Super Bowl XLIX: A Play that Will Live in Infamy
For all the high-octane, razzle-dazzle, glorified pass-goal displays that football has become, conservative words from the late Woody Hayes still keep it real.
Quoth the legendary Ohio State Buckeye coach:
Three things can happen when you pass the ball, and two of them are bad.
Kinda like this:
With only 25 seconds between the Seattle Seahawks and another improbable post-season comeback, with the ball on the half-yard line on second down and a timeout in pocket, with the league's best ground-&-pound RB in the backfield ... well ...
And they did it.
OK. Full marks to rookie Malcolm Butler -- who just became the answer to a Super Bowl trivia question -- for doing his homework, recognizing the formation, covering lotsa terrain in a hurry, and holding on to the ball in close quarters.
But what in the name of Student Body Right and Student Body Left was the coach who resurrected his reputation at USC thinking?
It had to take a futile and stupid gesture of the highest order to keep big play stalwart Jermaine Kearse's acrobatic miracle catch earlier in that fateful drive from being the lasting memory of Super Bowl XLIX:
The first 59 minutes of game time actually outdid the sideshows, which wasn't all that tough this year.

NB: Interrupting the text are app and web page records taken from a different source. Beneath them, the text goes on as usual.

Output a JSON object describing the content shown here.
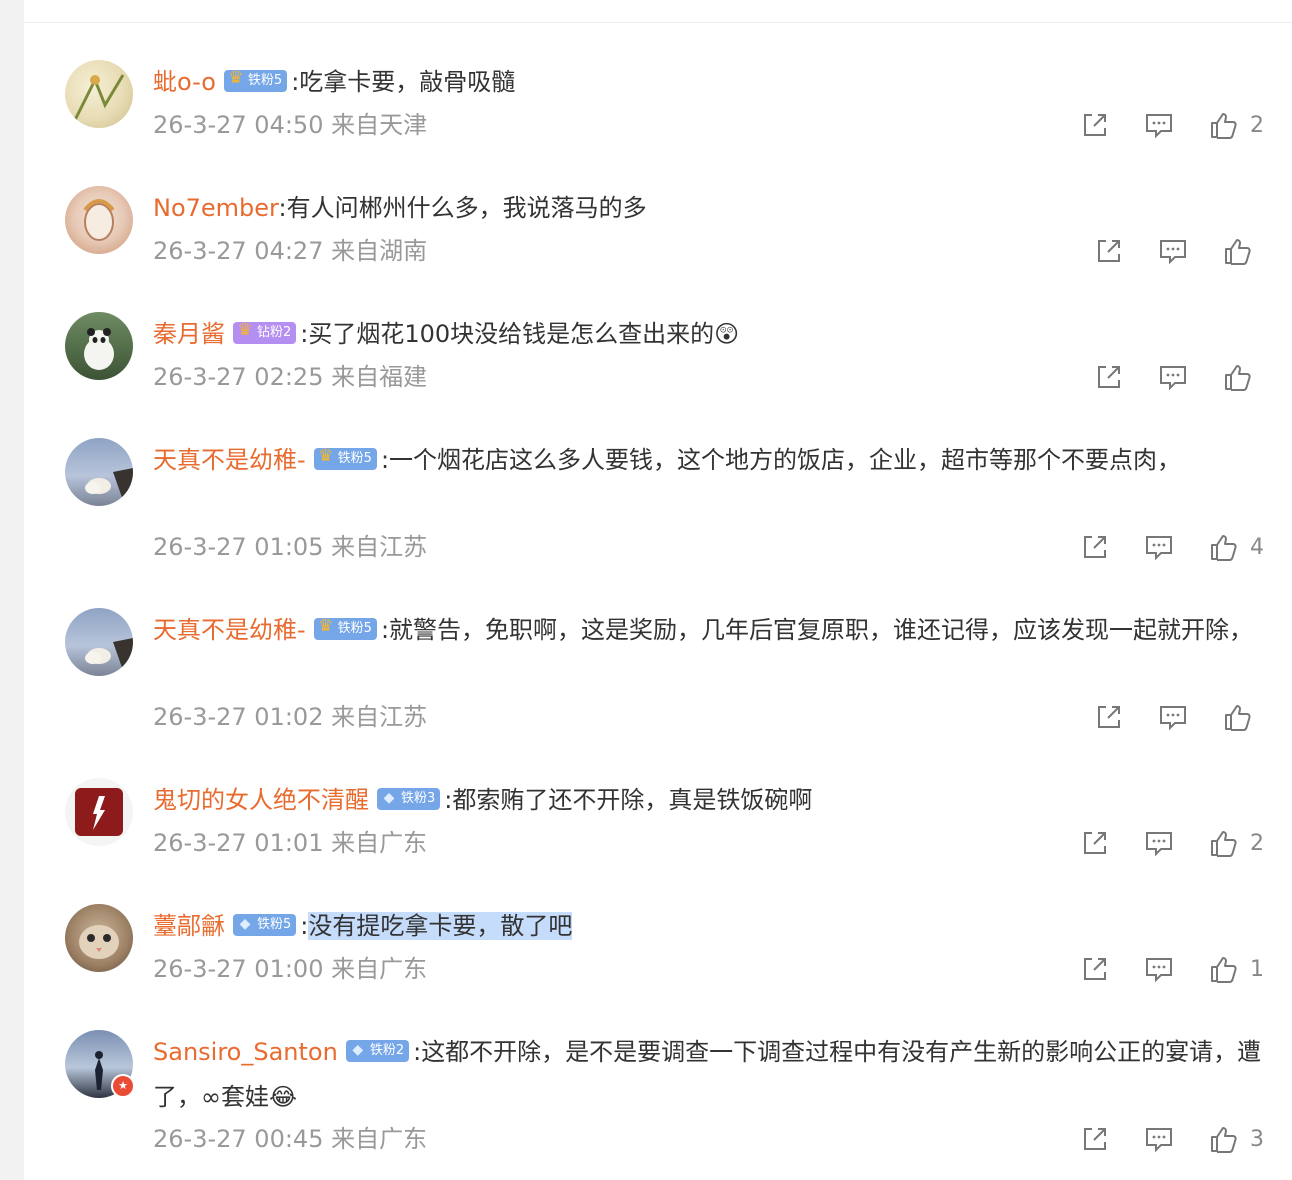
{
  "comments": [
    {
      "user": "蚍o-o",
      "badge": {
        "label": "铁粉5",
        "kind": "iron"
      },
      "text": "吃拿卡要，敲骨吸髓",
      "time": "26-3-27 04:50",
      "location": "来自天津",
      "likes": "2"
    },
    {
      "user": "No7ember",
      "badge": null,
      "text": "有人问郴州什么多，我说落马的多",
      "time": "26-3-27 04:27",
      "location": "来自湖南",
      "likes": ""
    },
    {
      "user": "秦月酱",
      "badge": {
        "label": "钻粉2",
        "kind": "diamond"
      },
      "text": "买了烟花100块没给钱是怎么查出来的😲",
      "time": "26-3-27 02:25",
      "location": "来自福建",
      "likes": ""
    },
    {
      "user": "天真不是幼稚-",
      "badge": {
        "label": "铁粉5",
        "kind": "iron"
      },
      "text": "一个烟花店这么多人要钱，这个地方的饭店，企业，超市等那个不要点肉，",
      "time": "26-3-27 01:05",
      "location": "来自江苏",
      "likes": "4"
    },
    {
      "user": "天真不是幼稚-",
      "badge": {
        "label": "铁粉5",
        "kind": "iron"
      },
      "text": "就警告，免职啊，这是奖励，几年后官复原职，谁还记得，应该发现一起就开除，",
      "time": "26-3-27 01:02",
      "location": "来自江苏",
      "likes": ""
    },
    {
      "user": "鬼切的女人绝不清醒",
      "badge": {
        "label": "铁粉3",
        "kind": "iron"
      },
      "text": "都索贿了还不开除，真是铁饭碗啊",
      "time": "26-3-27 01:01",
      "location": "来自广东",
      "likes": "2"
    },
    {
      "user": "薹鄗龢",
      "badge": {
        "label": "铁粉5",
        "kind": "iron"
      },
      "text": "没有提吃拿卡要，散了吧",
      "time": "26-3-27 01:00",
      "location": "来自广东",
      "likes": "1"
    },
    {
      "user": "Sansiro_Santon",
      "badge": {
        "label": "铁粉2",
        "kind": "iron"
      },
      "text": "这都不开除，是不是要调查一下调查过程中有没有产生新的影响公正的宴请，遭了，∞套娃😂",
      "time": "26-3-27 00:45",
      "location": "来自广东",
      "likes": "3"
    }
  ],
  "colors": {
    "username": "#e86b2f",
    "iron_badge": "#74a6e8",
    "diamond_badge": "#b48ef0",
    "selection": "#c6dcfb"
  },
  "icons": {
    "share": "share-icon",
    "comment": "comment-icon",
    "like": "thumb-up-icon"
  }
}
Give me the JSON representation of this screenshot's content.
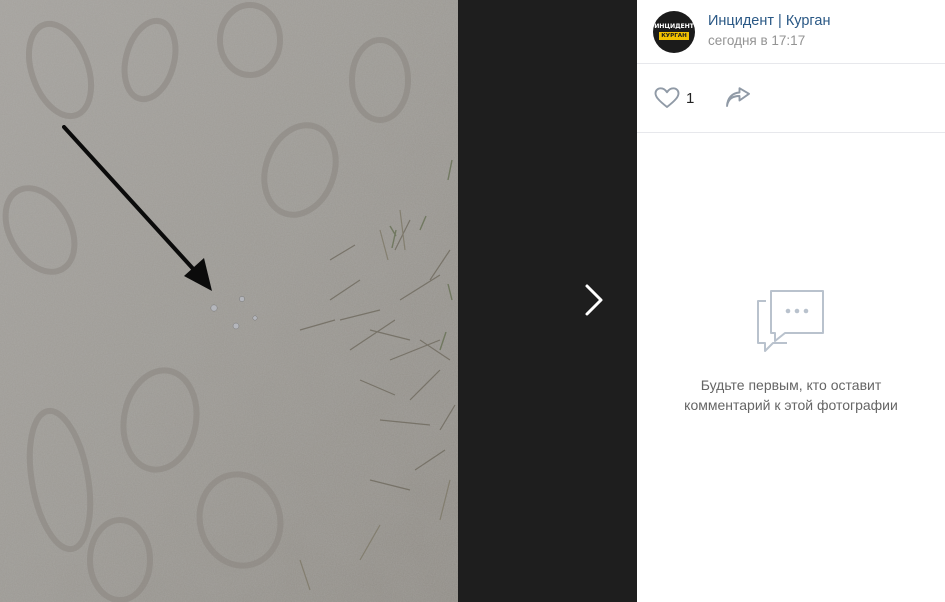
{
  "post": {
    "group_name": "Инцидент | Курган",
    "time": "сегодня в 17:17",
    "avatar_logo_top": "ИНЦИДЕНТ",
    "avatar_logo_bottom": "КУРГАН"
  },
  "actions": {
    "like_count": "1",
    "like_icon": "heart-icon",
    "share_icon": "share-icon"
  },
  "comments": {
    "empty_line1": "Будьте первым, кто оставит",
    "empty_line2": "комментарий к этой фотографии",
    "empty_icon": "comments-icon"
  },
  "viewer": {
    "next_icon": "chevron-right-icon"
  },
  "colors": {
    "link": "#2a5885",
    "muted": "#939393",
    "viewer_bg": "#1e1e1e",
    "icon": "#a7b2c1"
  }
}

Katy Perry's populist halftime act had nothing for garage rockers, and only one commercial had any bite to it:
Bill Belichick's well-crafted game plan featured wounded warrior and Super Bowl MVP Julien Edelman -- wait; what? -- and the defense bottled up Russell Wilson sufficiently to keep the game within reach in spite of Tom Brady's mistakes. But only the diehards in Patriot Nation will recall much of that as the years pass.
As to everyone else?